Care for these is so easy, cold water to rinse and wipe down with a cloth. Do not use hot water because you will melt the beeswax again.

If you just don’t want to make your own but would love to buy some, check out this company here: ABEEGO

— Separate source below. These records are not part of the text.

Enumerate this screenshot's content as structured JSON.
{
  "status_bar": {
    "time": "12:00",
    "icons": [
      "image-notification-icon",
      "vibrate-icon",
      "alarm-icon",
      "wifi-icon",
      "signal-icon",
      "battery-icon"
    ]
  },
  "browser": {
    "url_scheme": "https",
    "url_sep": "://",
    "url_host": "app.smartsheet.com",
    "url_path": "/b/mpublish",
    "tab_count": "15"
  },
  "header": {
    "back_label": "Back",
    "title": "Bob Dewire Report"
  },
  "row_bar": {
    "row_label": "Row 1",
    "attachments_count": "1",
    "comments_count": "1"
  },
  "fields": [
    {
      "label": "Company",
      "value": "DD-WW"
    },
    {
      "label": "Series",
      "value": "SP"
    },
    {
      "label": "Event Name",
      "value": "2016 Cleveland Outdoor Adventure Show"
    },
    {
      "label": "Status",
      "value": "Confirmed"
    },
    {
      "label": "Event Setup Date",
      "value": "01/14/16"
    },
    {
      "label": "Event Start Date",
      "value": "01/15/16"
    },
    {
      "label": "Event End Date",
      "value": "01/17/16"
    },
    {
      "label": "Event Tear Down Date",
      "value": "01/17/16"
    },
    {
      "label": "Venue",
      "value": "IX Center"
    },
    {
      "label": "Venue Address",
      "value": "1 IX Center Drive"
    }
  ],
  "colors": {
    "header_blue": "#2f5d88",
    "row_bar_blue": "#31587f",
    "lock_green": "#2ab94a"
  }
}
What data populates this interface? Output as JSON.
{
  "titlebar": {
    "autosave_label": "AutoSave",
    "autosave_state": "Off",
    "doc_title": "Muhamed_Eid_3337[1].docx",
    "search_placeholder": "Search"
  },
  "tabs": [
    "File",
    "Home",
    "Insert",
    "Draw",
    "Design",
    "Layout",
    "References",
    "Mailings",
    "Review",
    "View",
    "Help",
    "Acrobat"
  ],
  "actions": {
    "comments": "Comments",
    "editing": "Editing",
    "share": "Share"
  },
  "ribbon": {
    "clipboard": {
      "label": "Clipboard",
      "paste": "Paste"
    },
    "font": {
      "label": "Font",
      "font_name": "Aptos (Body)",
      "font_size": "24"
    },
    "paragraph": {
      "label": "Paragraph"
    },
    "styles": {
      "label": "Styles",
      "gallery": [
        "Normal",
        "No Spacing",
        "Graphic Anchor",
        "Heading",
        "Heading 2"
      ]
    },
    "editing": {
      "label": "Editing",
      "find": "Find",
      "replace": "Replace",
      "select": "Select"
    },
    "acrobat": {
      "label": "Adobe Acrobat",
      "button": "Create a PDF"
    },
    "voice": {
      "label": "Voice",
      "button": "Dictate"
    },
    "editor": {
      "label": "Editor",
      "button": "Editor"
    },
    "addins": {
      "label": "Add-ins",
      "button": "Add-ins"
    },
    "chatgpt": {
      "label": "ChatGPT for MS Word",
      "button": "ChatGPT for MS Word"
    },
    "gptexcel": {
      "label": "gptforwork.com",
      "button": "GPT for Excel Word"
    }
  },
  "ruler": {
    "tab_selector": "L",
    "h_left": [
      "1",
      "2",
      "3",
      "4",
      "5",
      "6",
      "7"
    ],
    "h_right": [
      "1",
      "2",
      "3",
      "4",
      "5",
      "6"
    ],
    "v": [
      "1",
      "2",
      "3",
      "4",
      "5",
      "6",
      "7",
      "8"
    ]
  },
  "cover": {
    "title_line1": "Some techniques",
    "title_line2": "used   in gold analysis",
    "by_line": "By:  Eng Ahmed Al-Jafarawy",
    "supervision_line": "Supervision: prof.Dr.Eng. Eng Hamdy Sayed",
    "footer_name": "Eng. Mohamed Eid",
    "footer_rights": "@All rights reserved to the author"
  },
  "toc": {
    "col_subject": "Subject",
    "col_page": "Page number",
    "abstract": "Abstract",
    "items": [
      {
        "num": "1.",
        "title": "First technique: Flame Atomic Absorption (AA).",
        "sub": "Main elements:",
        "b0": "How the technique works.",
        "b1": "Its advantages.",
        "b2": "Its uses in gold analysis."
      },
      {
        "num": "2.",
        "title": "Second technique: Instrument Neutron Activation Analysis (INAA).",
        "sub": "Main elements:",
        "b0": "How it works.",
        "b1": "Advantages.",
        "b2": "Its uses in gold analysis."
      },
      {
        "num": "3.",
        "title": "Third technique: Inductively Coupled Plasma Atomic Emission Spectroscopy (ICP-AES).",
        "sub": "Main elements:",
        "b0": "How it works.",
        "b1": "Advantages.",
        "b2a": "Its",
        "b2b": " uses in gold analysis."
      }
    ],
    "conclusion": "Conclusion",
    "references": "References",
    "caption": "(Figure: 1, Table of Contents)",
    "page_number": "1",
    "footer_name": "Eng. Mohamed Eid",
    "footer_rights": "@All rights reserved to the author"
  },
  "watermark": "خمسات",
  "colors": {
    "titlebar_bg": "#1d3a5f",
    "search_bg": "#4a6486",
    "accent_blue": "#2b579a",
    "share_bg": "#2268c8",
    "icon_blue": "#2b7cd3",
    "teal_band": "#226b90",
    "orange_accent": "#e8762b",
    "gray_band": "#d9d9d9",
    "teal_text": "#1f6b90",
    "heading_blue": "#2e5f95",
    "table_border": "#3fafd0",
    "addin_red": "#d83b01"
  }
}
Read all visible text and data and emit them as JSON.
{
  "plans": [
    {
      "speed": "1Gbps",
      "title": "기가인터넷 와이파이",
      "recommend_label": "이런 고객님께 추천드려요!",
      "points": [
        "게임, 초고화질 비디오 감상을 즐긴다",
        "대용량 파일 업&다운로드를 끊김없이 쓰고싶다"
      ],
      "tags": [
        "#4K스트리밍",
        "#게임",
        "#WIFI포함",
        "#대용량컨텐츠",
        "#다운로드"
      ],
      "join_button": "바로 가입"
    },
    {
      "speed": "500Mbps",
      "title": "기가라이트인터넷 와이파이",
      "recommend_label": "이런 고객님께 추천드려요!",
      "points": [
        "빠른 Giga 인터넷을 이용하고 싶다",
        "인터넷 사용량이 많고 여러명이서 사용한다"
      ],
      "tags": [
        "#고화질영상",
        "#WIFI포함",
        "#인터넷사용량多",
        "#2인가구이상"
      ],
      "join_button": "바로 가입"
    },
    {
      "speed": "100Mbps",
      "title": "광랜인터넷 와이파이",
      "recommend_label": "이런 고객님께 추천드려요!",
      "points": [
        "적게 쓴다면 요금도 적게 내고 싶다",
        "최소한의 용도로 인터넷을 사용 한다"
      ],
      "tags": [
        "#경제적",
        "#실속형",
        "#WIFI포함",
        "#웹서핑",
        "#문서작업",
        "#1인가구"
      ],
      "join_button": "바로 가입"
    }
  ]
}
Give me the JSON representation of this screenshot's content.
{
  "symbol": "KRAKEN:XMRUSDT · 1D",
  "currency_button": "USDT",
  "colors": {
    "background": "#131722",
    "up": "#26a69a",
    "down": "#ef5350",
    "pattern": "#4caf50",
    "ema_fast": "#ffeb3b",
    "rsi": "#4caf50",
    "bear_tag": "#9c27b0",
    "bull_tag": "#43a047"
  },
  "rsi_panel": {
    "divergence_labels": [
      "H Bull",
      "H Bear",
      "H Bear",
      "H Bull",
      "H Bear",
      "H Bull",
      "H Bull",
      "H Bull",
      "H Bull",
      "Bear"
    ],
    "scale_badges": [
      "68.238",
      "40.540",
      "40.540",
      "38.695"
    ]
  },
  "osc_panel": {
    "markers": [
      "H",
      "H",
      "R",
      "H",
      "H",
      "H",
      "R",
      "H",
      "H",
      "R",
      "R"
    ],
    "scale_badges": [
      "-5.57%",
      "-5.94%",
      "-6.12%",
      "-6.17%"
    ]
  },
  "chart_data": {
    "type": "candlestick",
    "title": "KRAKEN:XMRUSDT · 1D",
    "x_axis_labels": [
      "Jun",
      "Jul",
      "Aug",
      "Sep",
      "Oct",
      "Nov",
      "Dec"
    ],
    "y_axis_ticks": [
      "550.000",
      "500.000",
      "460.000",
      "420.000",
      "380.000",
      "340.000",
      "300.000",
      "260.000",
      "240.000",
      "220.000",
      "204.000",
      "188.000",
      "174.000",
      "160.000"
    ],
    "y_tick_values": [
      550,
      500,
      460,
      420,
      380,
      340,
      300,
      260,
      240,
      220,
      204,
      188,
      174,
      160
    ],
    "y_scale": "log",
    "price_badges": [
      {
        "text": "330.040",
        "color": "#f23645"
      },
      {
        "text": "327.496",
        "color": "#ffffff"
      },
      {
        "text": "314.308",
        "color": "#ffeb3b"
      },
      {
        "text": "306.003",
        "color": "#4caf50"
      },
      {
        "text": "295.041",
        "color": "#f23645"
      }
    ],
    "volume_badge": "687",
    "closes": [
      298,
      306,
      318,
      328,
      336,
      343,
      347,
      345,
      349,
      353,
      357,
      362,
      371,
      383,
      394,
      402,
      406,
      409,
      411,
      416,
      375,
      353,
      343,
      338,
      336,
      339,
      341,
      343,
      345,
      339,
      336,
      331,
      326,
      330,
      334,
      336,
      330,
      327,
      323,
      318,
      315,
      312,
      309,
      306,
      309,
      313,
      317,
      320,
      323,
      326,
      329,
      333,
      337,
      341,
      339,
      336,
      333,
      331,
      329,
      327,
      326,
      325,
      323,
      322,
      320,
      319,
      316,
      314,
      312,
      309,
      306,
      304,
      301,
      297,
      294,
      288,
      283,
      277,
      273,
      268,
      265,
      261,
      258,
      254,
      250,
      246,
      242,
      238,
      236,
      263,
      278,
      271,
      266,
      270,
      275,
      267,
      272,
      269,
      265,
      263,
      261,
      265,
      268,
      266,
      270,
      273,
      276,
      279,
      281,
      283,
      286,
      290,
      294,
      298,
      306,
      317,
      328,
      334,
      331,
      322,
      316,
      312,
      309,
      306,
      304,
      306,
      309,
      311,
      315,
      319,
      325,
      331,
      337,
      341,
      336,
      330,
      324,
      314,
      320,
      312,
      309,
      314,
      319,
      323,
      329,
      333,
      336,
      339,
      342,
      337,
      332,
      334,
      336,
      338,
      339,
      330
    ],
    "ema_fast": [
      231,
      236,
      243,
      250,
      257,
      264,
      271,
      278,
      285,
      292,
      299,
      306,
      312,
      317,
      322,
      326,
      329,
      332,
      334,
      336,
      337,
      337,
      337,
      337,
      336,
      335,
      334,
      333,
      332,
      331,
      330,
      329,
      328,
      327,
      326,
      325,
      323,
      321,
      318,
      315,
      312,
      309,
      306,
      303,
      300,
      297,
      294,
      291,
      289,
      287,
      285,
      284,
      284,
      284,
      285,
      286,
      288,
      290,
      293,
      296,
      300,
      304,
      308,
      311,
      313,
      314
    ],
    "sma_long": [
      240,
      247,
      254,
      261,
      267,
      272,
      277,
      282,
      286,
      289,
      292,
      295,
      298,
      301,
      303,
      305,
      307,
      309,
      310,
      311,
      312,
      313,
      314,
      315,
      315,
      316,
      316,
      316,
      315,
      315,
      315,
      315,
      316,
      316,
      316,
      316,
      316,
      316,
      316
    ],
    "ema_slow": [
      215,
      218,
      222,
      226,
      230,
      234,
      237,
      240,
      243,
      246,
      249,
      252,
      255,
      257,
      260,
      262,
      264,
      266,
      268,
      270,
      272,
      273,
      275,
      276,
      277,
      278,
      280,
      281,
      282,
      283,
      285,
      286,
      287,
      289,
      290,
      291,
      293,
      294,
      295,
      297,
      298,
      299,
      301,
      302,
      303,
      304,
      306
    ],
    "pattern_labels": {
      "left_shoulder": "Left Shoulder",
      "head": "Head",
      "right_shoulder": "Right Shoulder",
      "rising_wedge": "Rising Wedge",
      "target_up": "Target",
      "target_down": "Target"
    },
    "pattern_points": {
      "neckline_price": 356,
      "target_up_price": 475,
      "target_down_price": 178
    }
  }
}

We met this lady a few years ago at a small farmer’s market in Vancouver. It was wonderful to see how well they are doing today.